Let’s examine this problem more closely.
The risk rules in e-commerce: fine-tuning is the decisive factor
At first sight, it is of course tremendously important for companies to ban fraudsters from one’s own online shop and to give them no opportunity for fraud. However, for this to work and for the vast majority of fraud attempts to actually be prevented, the company’s risk rules have to be designed so strictly that this can lead to other problems.
Thus, precise fine-tuning plays a decisive role in risk management. Only those who carry out an exact assessment of the risks and find the right approach will benefit from minimised sales losses in the long run. Let’s just take a closer look at both extremes of designing the rules, in order to be able to assess the effects in detail.
Overly lax rules – overly high fraud rates
If the risk solution installed by your company is configured in too lax a way, the result will be a markedly higher incidence of fraud crimes. This usually makes itself felt through a dramatically increase in the number of chargebacks and a large number of unpaid-for goods.
This effect is intensified still further as these overly lax risk rules are also known to the fraudsters, allowing them to absolutely loot your e-commerce business. This results in continual losses, which make themselves felt in (among other things) the assessment of your company by payment service providers, who will now place your online shop in a higher risk category, due to which more customers are basically turned down by the banks. It can take several months to get out of that less favourable risk category again.
So, if the risk rules are designed and implemented too weakly, you will have huge sales losses and a considerable loss of reputation to fear.
Overly strict rules: putting good customers off
However, overly strict risk rules are not a cure-all remedy either. Although it’s true that the measurable sales losses due to fraud are markedly reduced through these measures, you have other problems to contend with. Thus, you can now for example only offer your customers very few, limited payment options and must subject each customer to a comprehensive, exceptionally thorough check before the order.
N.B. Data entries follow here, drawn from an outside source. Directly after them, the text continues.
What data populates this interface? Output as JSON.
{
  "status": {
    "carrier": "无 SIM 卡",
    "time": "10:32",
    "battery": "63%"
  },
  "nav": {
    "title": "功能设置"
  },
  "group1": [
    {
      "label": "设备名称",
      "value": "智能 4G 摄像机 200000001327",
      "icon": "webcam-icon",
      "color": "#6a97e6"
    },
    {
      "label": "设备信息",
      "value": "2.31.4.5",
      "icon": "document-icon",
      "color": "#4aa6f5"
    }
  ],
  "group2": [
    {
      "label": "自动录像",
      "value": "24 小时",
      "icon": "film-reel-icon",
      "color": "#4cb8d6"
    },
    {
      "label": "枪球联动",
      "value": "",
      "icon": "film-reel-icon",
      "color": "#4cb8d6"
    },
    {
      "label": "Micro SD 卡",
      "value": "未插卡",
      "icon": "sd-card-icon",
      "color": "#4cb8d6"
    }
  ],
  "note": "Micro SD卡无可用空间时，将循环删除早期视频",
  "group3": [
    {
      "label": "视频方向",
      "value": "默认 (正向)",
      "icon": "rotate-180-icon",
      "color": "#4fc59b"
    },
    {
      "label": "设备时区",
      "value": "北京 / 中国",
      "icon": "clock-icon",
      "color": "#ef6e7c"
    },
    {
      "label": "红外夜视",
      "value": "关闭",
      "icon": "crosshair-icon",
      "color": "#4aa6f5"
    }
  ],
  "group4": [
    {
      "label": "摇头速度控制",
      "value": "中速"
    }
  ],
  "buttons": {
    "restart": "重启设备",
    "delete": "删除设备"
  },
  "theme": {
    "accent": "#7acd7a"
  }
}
As a result, not only are many good customers refused trade, but also other customers are put off from buying. Thus, sales losses which you as an entrepreneur are often hard put to counterbalance will arise in another area of your e-commerce business.
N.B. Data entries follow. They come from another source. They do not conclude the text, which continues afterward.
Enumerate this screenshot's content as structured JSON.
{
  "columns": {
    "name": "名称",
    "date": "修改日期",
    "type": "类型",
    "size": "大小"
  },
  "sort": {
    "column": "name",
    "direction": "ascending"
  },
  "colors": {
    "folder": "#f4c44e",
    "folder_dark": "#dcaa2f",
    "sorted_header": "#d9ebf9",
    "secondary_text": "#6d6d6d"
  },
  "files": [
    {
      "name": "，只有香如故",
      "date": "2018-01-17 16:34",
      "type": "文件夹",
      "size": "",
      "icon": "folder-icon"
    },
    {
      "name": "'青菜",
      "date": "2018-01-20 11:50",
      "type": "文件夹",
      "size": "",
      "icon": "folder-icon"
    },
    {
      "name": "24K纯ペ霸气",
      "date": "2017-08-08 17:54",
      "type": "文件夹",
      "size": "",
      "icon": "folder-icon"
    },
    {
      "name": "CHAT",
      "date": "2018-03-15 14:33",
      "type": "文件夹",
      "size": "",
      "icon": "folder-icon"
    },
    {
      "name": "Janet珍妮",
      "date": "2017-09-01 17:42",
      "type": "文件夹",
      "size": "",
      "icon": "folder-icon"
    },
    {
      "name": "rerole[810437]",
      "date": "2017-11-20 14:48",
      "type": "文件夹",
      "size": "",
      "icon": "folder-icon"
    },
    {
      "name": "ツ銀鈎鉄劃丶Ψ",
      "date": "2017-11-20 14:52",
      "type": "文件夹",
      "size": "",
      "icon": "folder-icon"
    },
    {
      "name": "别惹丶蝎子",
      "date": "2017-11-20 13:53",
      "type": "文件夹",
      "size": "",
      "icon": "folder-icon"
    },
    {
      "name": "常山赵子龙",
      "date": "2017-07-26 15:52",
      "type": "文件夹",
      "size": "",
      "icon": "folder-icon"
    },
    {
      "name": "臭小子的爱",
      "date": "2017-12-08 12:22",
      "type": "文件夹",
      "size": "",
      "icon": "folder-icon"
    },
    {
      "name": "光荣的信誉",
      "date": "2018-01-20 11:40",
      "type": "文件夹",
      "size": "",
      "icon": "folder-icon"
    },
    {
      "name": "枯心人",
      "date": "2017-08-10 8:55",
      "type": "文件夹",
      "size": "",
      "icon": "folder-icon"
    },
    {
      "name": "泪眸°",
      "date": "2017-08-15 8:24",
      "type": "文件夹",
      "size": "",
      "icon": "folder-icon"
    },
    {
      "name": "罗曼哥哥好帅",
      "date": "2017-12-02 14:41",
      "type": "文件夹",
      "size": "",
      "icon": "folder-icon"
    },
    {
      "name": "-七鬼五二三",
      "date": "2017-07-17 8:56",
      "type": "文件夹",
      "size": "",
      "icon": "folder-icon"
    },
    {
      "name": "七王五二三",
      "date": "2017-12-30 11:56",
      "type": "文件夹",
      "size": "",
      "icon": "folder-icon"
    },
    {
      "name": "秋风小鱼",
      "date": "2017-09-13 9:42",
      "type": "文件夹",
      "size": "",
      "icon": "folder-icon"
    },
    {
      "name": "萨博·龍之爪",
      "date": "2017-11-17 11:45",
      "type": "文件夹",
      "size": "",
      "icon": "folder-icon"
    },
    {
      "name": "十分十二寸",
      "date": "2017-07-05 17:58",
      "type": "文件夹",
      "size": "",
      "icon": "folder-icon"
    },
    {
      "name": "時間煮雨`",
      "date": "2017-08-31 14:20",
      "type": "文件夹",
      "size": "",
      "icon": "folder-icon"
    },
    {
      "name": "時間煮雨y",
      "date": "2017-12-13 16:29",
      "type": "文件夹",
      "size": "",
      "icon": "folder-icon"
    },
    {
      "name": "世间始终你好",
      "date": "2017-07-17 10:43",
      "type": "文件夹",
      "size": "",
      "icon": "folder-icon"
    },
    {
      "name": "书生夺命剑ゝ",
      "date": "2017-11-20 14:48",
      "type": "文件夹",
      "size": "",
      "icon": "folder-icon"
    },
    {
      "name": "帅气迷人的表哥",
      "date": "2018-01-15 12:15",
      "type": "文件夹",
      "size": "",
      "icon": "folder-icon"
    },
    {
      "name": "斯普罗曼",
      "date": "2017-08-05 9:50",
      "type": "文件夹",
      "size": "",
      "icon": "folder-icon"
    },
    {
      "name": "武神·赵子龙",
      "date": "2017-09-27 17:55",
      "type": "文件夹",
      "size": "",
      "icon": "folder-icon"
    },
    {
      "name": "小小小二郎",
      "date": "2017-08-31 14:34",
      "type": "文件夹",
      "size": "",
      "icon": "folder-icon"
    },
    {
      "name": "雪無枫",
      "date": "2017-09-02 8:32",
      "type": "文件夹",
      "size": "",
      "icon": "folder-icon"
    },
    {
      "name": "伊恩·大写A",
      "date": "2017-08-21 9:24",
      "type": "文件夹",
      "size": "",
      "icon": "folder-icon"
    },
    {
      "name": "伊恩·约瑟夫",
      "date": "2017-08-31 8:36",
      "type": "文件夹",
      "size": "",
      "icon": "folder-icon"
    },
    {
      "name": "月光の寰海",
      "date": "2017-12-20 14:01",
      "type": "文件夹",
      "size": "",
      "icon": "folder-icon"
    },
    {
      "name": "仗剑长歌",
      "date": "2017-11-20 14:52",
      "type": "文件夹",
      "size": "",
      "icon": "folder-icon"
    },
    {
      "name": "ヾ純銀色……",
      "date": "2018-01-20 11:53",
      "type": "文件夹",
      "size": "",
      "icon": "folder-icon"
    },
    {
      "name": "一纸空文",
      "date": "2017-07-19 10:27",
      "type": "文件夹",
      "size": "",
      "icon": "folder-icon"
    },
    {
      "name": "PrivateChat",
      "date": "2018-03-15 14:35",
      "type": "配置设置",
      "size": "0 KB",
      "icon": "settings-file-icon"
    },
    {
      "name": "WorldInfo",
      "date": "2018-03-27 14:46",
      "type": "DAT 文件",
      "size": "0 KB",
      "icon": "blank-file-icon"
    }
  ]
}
If, in particular, the result is that long-standing customers are no longer able to make payments or are only able to pay using one specific payment method, the customer lifetime value of your customers will be dramatically reduced.
This situation should be avoided at all costs, as the painstakingly accumulated customer base is one of an online shop’s most valuable assets. Overly strict risk rules are therefore a problem too, and can cause sales losses and even increase them.
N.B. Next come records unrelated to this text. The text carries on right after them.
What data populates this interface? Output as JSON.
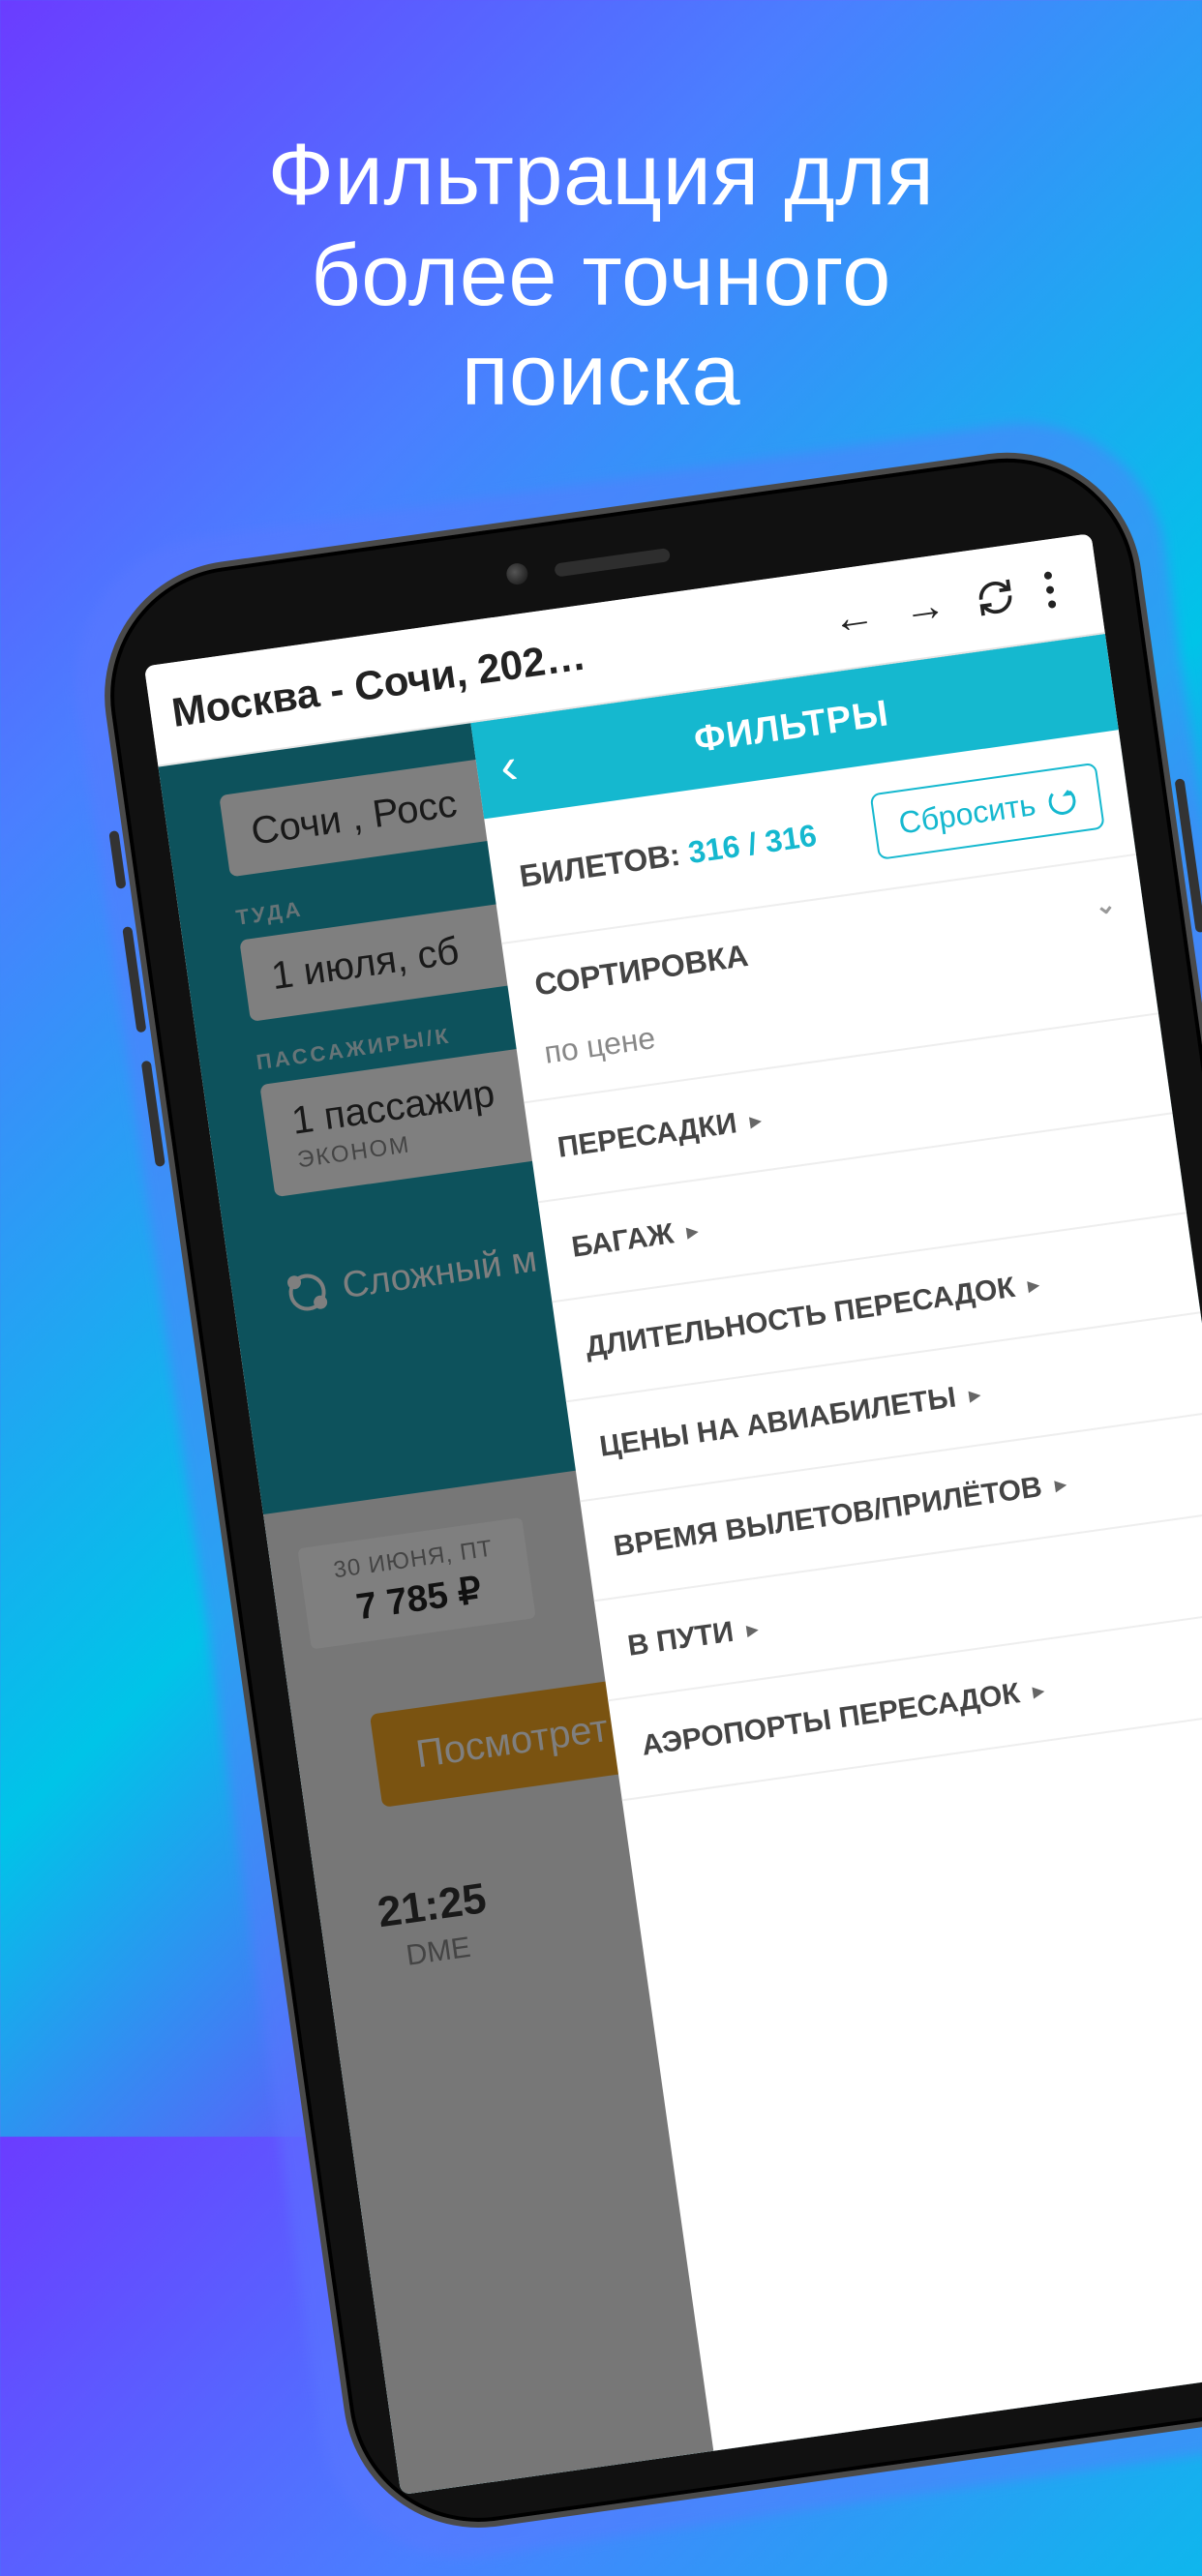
{
  "promo": {
    "title_line1": "Фильтрация для",
    "title_line2": "более точного",
    "title_line3": "поиска"
  },
  "browser": {
    "page_title": "Москва - Сочи, 202…"
  },
  "search": {
    "destination_value": "Сочи , Росс",
    "depart_label": "ТУДА",
    "depart_value": "1 июля, сб",
    "pax_label": "ПАССАЖИРЫ/К",
    "pax_value": "1 пассажир",
    "pax_sub": "ЭКОНОМ",
    "complex_route": "Сложный м",
    "chip_date": "30 ИЮНЯ, ПТ",
    "chip_price": "7 785 ₽",
    "view_button": "Посмотрет",
    "flight_time": "21:25",
    "flight_code": "DME"
  },
  "filters": {
    "header": "ФИЛЬТРЫ",
    "tickets_label": "БИЛЕТОВ:",
    "tickets_count": "316 / 316",
    "reset": "Сбросить",
    "sort_header": "СОРТИРОВКА",
    "sort_value": "по цене",
    "items": [
      "ПЕРЕСАДКИ",
      "БАГАЖ",
      "ДЛИТЕЛЬНОСТЬ ПЕРЕСАДОК",
      "ЦЕНЫ НА АВИАБИЛЕТЫ",
      "ВРЕМЯ ВЫЛЕТОВ/ПРИЛЁТОВ",
      "В ПУТИ",
      "АЭРОПОРТЫ ПЕРЕСАДОК"
    ]
  }
}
Striking the right balance with your risk rules
Basically, it isn’t really possible to reduce fraud in e-commerce to zero. This would only be possible if your own sales figures lay at zero too – because as long as the opportunity to do so exists, there will always be potential customers who harm your e-commerce business through fraud. What you can do, however, is to minimise the sales losses.
To do this, there are risk rules, based on which your risk solution functions. Here, fine-tuning, and thus experience, play a particularly important role in their implementation. The rules must be defined in such a way as to keep the number of fraud opportunities as low as possible, without thereby subjecting your customers to major or noticeable limitations in the purchasing process.
The risk rules must be just restrictive enough to filter out the majority of fraudsters in your e-commerce business and to thwart them without actively putting your customers off. Experience shows that the appropriate designing and fine-tuning of risk rules alone not only minimises sales losses, but simultaneously reduces chargeback rates, without a fall in conversion rates. Quite the contrary, these even often increase, as the optimised rules make your e-commerce business more interesting and attractive for customers, without throwing open the doors to the fraudsters.
Why experience in e-commerce is particularly important
This is, however, a difficult undertaking for many companies. At worst, it takes a very long time to adapt the risk rules little by little and to precisely evaluate the new values. During this time, either the door will be wide open to fraud or customers will be put off.
Many companies in e-commerce therefore rely on proven specialists like anlyx – who, thanks to their experience, are able to optimise the risk rules in a markedly easier and more efficient way. For, as good the different automated risk solutions may be, without targeted fine-tuning by experts many of the results unfortunately still leave much to be desired.
The risk rules must be appropriately adjusted to the company, to its target group and to its experiences with e-commerce fraud in the sector up to now. This is the only way to define rules that optimally fulfil the above requirements.
Summary: Avoiding sales losses and nonetheless deterring fraudsters
In sum, it can be said that the risk rules of the risk solution used must be adjusted in such a way as to effectively deter most fraudsters and nonetheless enable normal customers to carry out a simple e-commerce purchase. Thus, the conversion rate increases without having to reckon with a higher number of chargebacks or other consequences of fraud.